When the owners finally realized that they needed some sort of safeguard against themselves, they attempted to shove free-agent compensation down the players' throats in 1981. (A team that lost a free agent would be compensated by a player or players from the signing team's roster.) The players rebelled and the standoff resulted in a deadly 50-day labor strike, the first ever of its kind in sports. Both sides finally compromised, but the ensuing changes never stopped salaries from escalating, and the owners ultimately colluded after the 1986 season and refused to offer any free agents contracts. This led to a spring-training lockout by the owners and a lawsuit from the players -- and so on and so on. Last year's strike started because the owners instituted team salary caps and revenue sharing, which the players vehemently protested (and rightly so, because they inhibited a free-market value that had already been established in court.) The result? Another stoppage. No games in August and September. No World Series. A shortened season this year. And no end to the problems in sight.
Disturbing the balance
Free agency also transformed the fragile balance of the game because -- after 1975 -- owners couldn't afford to keep a top-notch team intact for more than a few years. Oakland won three World Series in a row, from 1972 through 1974, but during the next two seasons, owner Charlie Finley stripped his team down to the bone. All of Finley's star veterans (like Jackson and Vida Blue) were either traded or allowed to leave Oakland by free agency. The same thing happened in Cincinnati (Rose, Perez, and Morgan all left) and in Boston (by 1981, Fisk, Burleson, and Lynn had departed). A new dynamic took hold. Teams either tried to win immediately by signing every veteran in sight, or they rebuilt with their minor-league system. Small-market teams began trading their most expensive stars during the season, trying to obtain some value for them before free agency left them with nothing. And the game shifted, giving way to a dichotomy between the large-market teams (Los Angeles, New York, etc.) and the small-market teams (Pittsburgh, Montreal, etc.).
The owners were terrified of this scenario, as Roger Angell wrote in the New Yorker in 1972. "From the beginning, [the owners] had defended the reserve clause . . . by claiming that its removal would invite hundreds of ballplayers, including most of the great stars, to sell themselves each year to the highest bidder, thus assuring an automatic championship to the team with the highest payroll, and also making it certain that no club could hope to maintain the year-to-year personnel and identifying character that preserve fan loyalty."

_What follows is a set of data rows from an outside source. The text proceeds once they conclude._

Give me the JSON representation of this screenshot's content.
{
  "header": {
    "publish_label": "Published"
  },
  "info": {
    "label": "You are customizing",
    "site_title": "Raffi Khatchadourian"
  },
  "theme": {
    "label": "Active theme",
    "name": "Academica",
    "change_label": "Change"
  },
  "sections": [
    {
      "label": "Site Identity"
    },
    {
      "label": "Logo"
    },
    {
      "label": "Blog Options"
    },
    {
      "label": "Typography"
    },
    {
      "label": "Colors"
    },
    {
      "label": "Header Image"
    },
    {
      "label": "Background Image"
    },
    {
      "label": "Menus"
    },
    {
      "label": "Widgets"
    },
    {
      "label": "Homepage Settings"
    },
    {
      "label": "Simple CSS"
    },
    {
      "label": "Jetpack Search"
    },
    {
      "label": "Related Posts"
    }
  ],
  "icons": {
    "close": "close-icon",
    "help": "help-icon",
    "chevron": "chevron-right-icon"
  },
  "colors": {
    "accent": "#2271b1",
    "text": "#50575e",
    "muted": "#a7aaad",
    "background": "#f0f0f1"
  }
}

Say what you will about baseball owners, but they were right. A good Montreal Expos team from the mid-'80s disappeared by the end of the decade, as guys like Andre Dawson and Tim Raines fled to greener pastures. A great Pittsburgh team from the early '90s finished in first place for three years in a row, then fell apart after the team failed to re-sign stars Bobby Bonilla, Barry Bonds, and Doug Drabek. The '95 Montreal Expos dismantled its team before it won anything, trading All Stars John Wetteland and outfielder Marquis Grissom for prospects and losing free agent Larry Walker to Colorado in spring training (they're rumored to be making more changes after this season).